favila 2020-09-21T18:00:55.055200Z

then you could query for [?referring ?attr ?e] (vaet index), see if the attr is one of your special ones, and if so, emit [:db/retractEntity ?referring]

joshkh 2020-09-21T18:01:43.055400Z

> your own retractentities function as in an API layer function or a transactor level function?

favila 2020-09-21T18:01:55.055600Z

You could look at tupletype membership, but I think it’s going to be less surprising to have either a hardcoded list or your own annotation on the attribute, e.g. :required-for-entity-validity?

favila 2020-09-21T18:02:14.055800Z

transactor level function would be safest

joshkh 2020-09-21T18:05:06.056Z

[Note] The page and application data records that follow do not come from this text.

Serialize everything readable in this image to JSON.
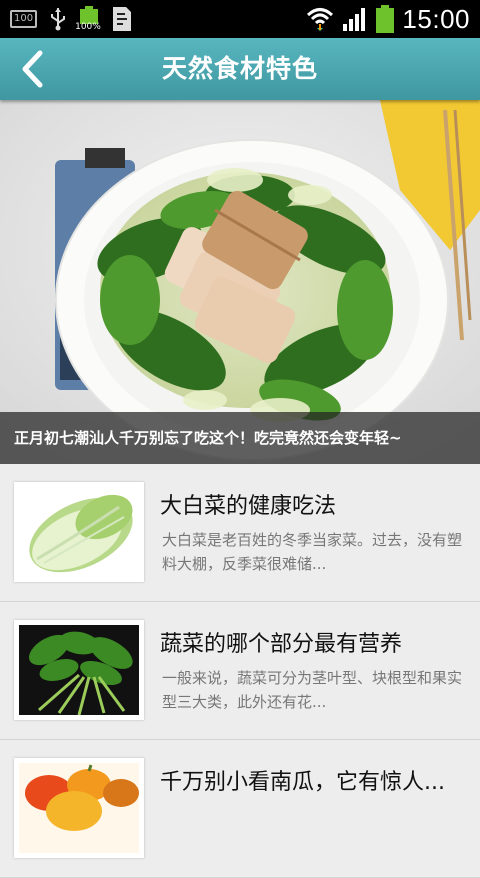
{
  "status_bar": {
    "battery_box_label": "100",
    "battery_percent_label": "100%",
    "time": "15:00"
  },
  "header": {
    "title": "天然食材特色",
    "back_icon": "chevron-left-icon"
  },
  "banner": {
    "caption": "正月初七潮汕人千万别忘了吃这个！吃完竟然还会变年轻~"
  },
  "articles": [
    {
      "title": "大白菜的健康吃法",
      "description": "大白菜是老百姓的冬季当家菜。过去，没有塑料大棚，反季菜很难储...",
      "thumb_icon": "napa-cabbage-image"
    },
    {
      "title": "蔬菜的哪个部分最有营养",
      "description": "一般来说，蔬菜可分为茎叶型、块根型和果实型三大类，此外还有花...",
      "thumb_icon": "leafy-greens-image"
    },
    {
      "title": "千万别小看南瓜，它有惊人...",
      "description": "",
      "thumb_icon": "pumpkin-image"
    }
  ],
  "colors": {
    "header": "#4aa7b1",
    "list_background": "#ededed"
  }
}
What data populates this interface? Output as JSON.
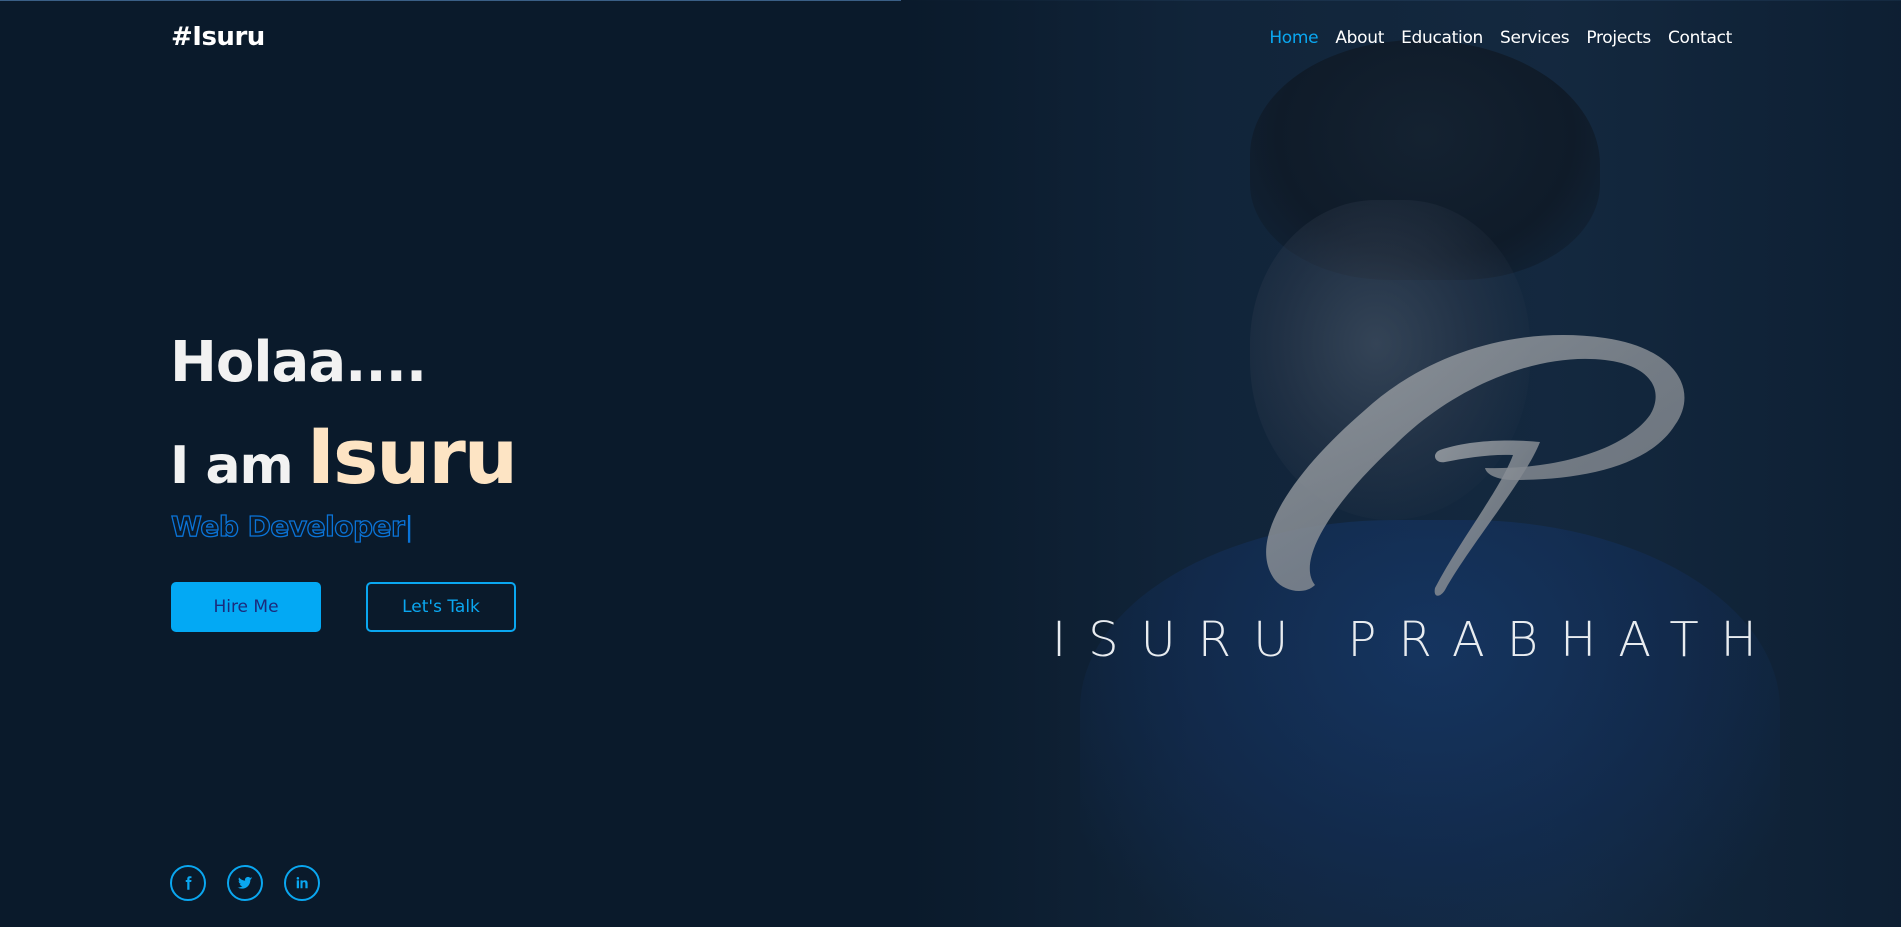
{
  "brand": {
    "logo_text": "#Isuru"
  },
  "nav": {
    "items": [
      {
        "label": "Home",
        "active": true
      },
      {
        "label": "About",
        "active": false
      },
      {
        "label": "Education",
        "active": false
      },
      {
        "label": "Services",
        "active": false
      },
      {
        "label": "Projects",
        "active": false
      },
      {
        "label": "Contact",
        "active": false
      }
    ]
  },
  "hero": {
    "greeting": "Holaa....",
    "intro_prefix": "I am",
    "intro_name": "Isuru",
    "role": "Web Developer",
    "cursor": "|",
    "hire_button": "Hire Me",
    "talk_button": "Let's Talk"
  },
  "signature": {
    "name": "ISURU PRABHATH"
  },
  "socials": [
    {
      "icon": "facebook-icon"
    },
    {
      "icon": "twitter-icon"
    },
    {
      "icon": "linkedin-icon"
    }
  ],
  "colors": {
    "background": "#0a1a2b",
    "accent": "#03a9f4",
    "name_highlight": "#fde4c4",
    "role_outline": "#0a74d8"
  }
}
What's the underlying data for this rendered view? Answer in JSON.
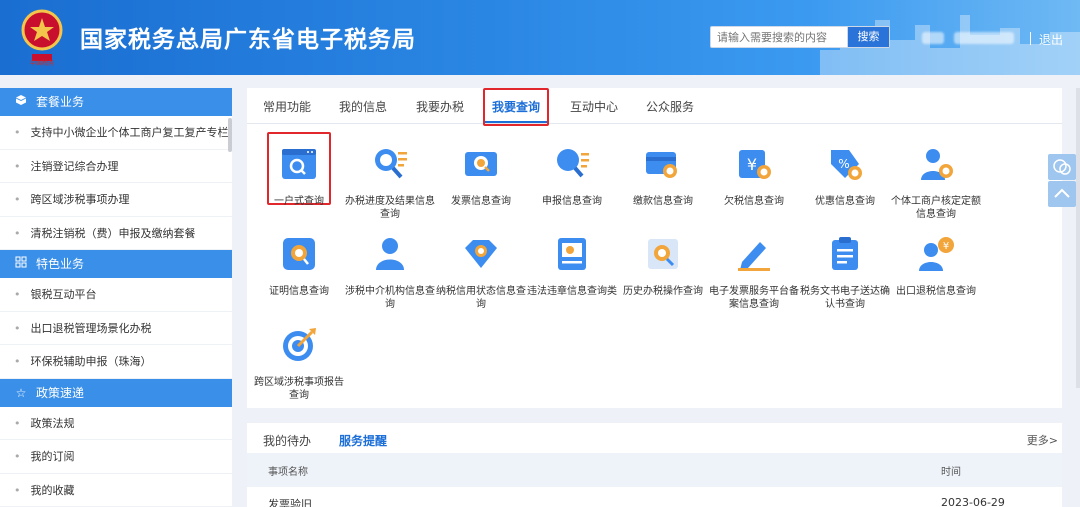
{
  "header": {
    "title": "国家税务总局广东省电子税务局",
    "search_placeholder": "请输入需要搜索的内容",
    "search_button": "搜索",
    "logout": "退出",
    "brand_color": "#2a86e3"
  },
  "sidebar": {
    "sections": [
      {
        "title": "套餐业务",
        "icon": "cube-icon",
        "items": [
          "支持中小微企业个体工商户复工复产专栏",
          "注销登记综合办理",
          "跨区域涉税事项办理",
          "清税注销税（费）申报及缴纳套餐"
        ]
      },
      {
        "title": "特色业务",
        "icon": "grid-icon",
        "items": [
          "银税互动平台",
          "出口退税管理场景化办税",
          "环保税辅助申报（珠海）"
        ]
      },
      {
        "title": "政策速递",
        "icon": "star-icon",
        "items": [
          "政策法规",
          "我的订阅",
          "我的收藏"
        ]
      }
    ]
  },
  "main": {
    "tabs": [
      "常用功能",
      "我的信息",
      "我要办税",
      "我要查询",
      "互动中心",
      "公众服务"
    ],
    "active_tab": "我要查询",
    "items": [
      {
        "label": "一户式查询",
        "icon": "browser-search-icon"
      },
      {
        "label": "办税进度及结果信息查询",
        "icon": "magnifier-list-icon"
      },
      {
        "label": "发票信息查询",
        "icon": "invoice-search-icon"
      },
      {
        "label": "申报信息查询",
        "icon": "declaration-search-icon"
      },
      {
        "label": "缴款信息查询",
        "icon": "card-search-icon"
      },
      {
        "label": "欠税信息查询",
        "icon": "yen-ticket-icon"
      },
      {
        "label": "优惠信息查询",
        "icon": "discount-tag-icon"
      },
      {
        "label": "个体工商户核定定额信息查询",
        "icon": "person-search-icon"
      },
      {
        "label": "证明信息查询",
        "icon": "certificate-search-icon"
      },
      {
        "label": "涉税中介机构信息查询",
        "icon": "agent-person-icon"
      },
      {
        "label": "纳税信用状态信息查询",
        "icon": "diamond-credit-icon"
      },
      {
        "label": "违法违章信息查询类",
        "icon": "violation-doc-icon"
      },
      {
        "label": "历史办税操作查询",
        "icon": "history-search-icon"
      },
      {
        "label": "电子发票服务平台备案信息查询",
        "icon": "pen-edit-icon"
      },
      {
        "label": "税务文书电子送达确认书查询",
        "icon": "clipboard-icon"
      },
      {
        "label": "出口退税信息查询",
        "icon": "person-yen-icon"
      },
      {
        "label": "跨区域涉税事项报告查询",
        "icon": "target-icon"
      }
    ]
  },
  "tasks": {
    "tabs": [
      "我的待办",
      "服务提醒"
    ],
    "active_tab": "服务提醒",
    "more": "更多>",
    "columns": [
      "事项名称",
      "时间"
    ],
    "rows": [
      {
        "name": "发票验旧",
        "time": "2023-06-29"
      }
    ]
  }
}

agreed, and that's where i'm at. but if i'm understanding you correctly, the problem still stands of knowing which tuple attributes reference which entities if i want to shorten the list of possible matches. in my case, nearly any tuple can reference nearly any entity.

favila 2020-09-21T18:06:33.056200Z

you don’t need to know about the tuples, but the attributes that compose the tuple

favila 2020-09-21T18:07:16.056400Z

since you know you are retracting, if you retract an attribute which is a member of a tuple, you know the tuple is going to get a null in it, so you can retract the entire referring entity

joshkh 2020-09-21T18:07:48.056600Z

oh hey, that just might work...

joshkh 2020-09-21T18:07:54.056800Z

thank you for clarifying 🙂

favila 2020-09-21T18:10:47.057Z

I still think it’s probably safer to annotate/enumerate attributes which you want this cascading behavior on

joshkh 2020-09-21T18:11:49.057200Z

yes, i'm with you on that. ideally it's something i can update via annotations on the schema rather than in the codebase.

favila 2020-09-21T18:11:56.057400Z

correct

favila 2020-09-21T18:12:09.057600Z

This is just wanting one piece of isComponent’s behavior

joshkh 2020-09-21T18:12:31.057800Z

i've always thought of it as a "reverse component reference" :man-shrugging:

joshkh 2020-09-21T18:13:07.058Z

which isn't 100% accurate, but for some reason it's stuck in my head

unbalanced 2020-09-21T23:57:58.058200Z

I'm actually surprised the 2nd and 3rd examples work. I would've expected [(clojure.core/= :b ?o-type) ?is-b]] to fail on unification when false